Young men are milling about in front of a former office building, some no older than 15. They are dressed in camouflage and their eyes are tired: It wasn't that long ago that they returned from the battle for Aleppo. They huddle in the rain, smoking cigarettes among truck parts and anti-aircraft guns. Inside, where invoices and order slips were once filed away in wooden cabinets, boxes crammed full of munitions are now stacked.
Following the surprisingly candid tour of his weapons factory, Desert Hawks leader Jaber leads the way to his apartment. He lives on the fourth floor of an upscale apartment building with a view of Latakia's harbor: The walls are paneled, the floor is marble and in the back is a gigantic flat-screen television playing propaganda videos for his militia. On a sideboard, framed certificates of gratitude from Russia are on display.
Jaber is a corpulent, conceited man. He spends an hour holding forth on the military successes achieved by his militia, periodically shouting at his staff to bring maps and tea.

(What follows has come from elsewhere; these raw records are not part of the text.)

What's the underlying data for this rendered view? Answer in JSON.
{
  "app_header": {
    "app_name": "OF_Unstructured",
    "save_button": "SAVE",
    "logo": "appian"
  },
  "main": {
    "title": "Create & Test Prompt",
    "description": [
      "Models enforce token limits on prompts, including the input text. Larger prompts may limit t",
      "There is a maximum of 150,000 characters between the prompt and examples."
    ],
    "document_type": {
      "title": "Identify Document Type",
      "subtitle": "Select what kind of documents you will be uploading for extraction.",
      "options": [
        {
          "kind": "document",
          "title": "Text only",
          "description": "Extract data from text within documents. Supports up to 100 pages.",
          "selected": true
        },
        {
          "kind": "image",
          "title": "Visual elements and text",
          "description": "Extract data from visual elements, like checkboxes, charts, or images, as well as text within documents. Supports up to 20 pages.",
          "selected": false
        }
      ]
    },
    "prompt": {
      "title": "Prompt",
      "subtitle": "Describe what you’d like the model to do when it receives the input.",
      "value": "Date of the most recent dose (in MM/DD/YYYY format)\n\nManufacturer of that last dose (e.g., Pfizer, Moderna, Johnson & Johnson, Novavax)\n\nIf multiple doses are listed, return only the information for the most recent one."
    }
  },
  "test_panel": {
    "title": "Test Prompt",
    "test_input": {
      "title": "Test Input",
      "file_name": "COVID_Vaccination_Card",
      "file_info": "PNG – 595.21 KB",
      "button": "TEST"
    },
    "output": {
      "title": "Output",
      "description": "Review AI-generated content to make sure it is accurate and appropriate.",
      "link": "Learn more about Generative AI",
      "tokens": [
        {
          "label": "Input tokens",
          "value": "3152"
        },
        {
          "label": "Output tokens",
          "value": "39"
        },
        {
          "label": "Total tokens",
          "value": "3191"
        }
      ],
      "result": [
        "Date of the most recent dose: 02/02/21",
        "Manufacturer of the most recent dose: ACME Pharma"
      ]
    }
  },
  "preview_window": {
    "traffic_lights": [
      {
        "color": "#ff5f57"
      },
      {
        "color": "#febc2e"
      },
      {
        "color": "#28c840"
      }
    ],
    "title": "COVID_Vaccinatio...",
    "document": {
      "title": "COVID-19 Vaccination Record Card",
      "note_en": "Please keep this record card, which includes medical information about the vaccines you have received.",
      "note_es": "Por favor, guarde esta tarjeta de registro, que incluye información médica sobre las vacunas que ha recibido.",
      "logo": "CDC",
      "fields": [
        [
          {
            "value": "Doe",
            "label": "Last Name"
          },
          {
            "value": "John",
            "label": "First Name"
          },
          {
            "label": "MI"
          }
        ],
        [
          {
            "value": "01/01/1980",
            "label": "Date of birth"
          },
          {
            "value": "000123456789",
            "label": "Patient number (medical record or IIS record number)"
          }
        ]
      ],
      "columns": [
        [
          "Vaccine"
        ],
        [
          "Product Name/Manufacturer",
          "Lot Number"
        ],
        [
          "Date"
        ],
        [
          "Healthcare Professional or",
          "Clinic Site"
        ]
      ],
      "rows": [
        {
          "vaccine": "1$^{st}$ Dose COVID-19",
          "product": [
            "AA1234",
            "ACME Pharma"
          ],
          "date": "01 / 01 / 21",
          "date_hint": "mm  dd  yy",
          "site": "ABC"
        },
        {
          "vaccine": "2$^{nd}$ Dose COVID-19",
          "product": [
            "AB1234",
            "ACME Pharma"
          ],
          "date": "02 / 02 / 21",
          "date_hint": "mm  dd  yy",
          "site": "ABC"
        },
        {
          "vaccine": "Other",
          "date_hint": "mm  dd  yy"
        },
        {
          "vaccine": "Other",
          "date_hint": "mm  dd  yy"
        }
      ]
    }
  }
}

Yes, he finally admits, his men have engaged in plundering, but only rarely. Black sheep, after all, can be found everywhere, he says. "We are a large group. Some are good, some are bad. But they are fighting for our country, that's the most important thing."
And he adds: "In Hama there are militias. They are kidnappers, robbers and murderers." The reference, of course, is to the Tiger Forces, his rivals.
During the March 2016 battle for the city of Palmyra, famous for its ancient ruins, the two militias exchanged gunfire. A high-ranking military delegation was quickly sent from Damascus to mediate. Since then, Assad's people have tried to assign the Tigers and the Hawks to different fighting fronts.
From Kleptocrat to Warlord
Mohamed Jaber and his brother initially became rich from smuggling. In the 1990s, they began by spiriting oil into the country from Iraq before investing their millions in the steel industry. When the Syrian civil war began in 2011 and international sanctions isolated the Assad regime, they were asked to use their smuggling contacts to bring in badly needed oil and gasoline.
To protect their convoys as they drove through the desert, the Jabers recruited hundreds of former soldiers -- and criminals. In August 2013, Assad signed a decree allowing private businesspeople to maintain their own security forces, thus paving the way for kleptocrats in his favor to become warlords.
Jaber, though, says he isn't interested in either power or money, claiming he already has enough of both. Rather, he only wants to help the great President Bashar Assad. When the war is over, he'll lay down his weapons he says, before adding a bit later: "We could control over 60 percent of the country, if we were allowed to."
The Russians have a pragmatic approach to the militias: Depending on the situation, the local warlords are given weapons, medals and selfies with Russian officers. But privately the Russian generals complain about the shocking state of the army and about the militias.
If the warlords become more powerful, Assad may soon become little more than a figurehead, surrounded by a coterie of robbers and smugglers. And the militias are also gaining political influence: In parliamentary elections last spring, candidates from the old ruling class didn't do as well as they had in the past. Instead, candidates affiliated with the warlords emerged victorious.
Elections in Syria, of course, don't reflect the will of the electorate. They only show who has the power to get his candidates elected. It is often said that, while Assad might be dreadful, he is the last remaining state authority in the country. But the strength of the militias shows that he lost even that authority long ago.
With reporting by Tobias Schneider
- Part 1: Assad's Control Erodes as Warlords Gain Upper Hand
- Part 2: Ending in Fiasco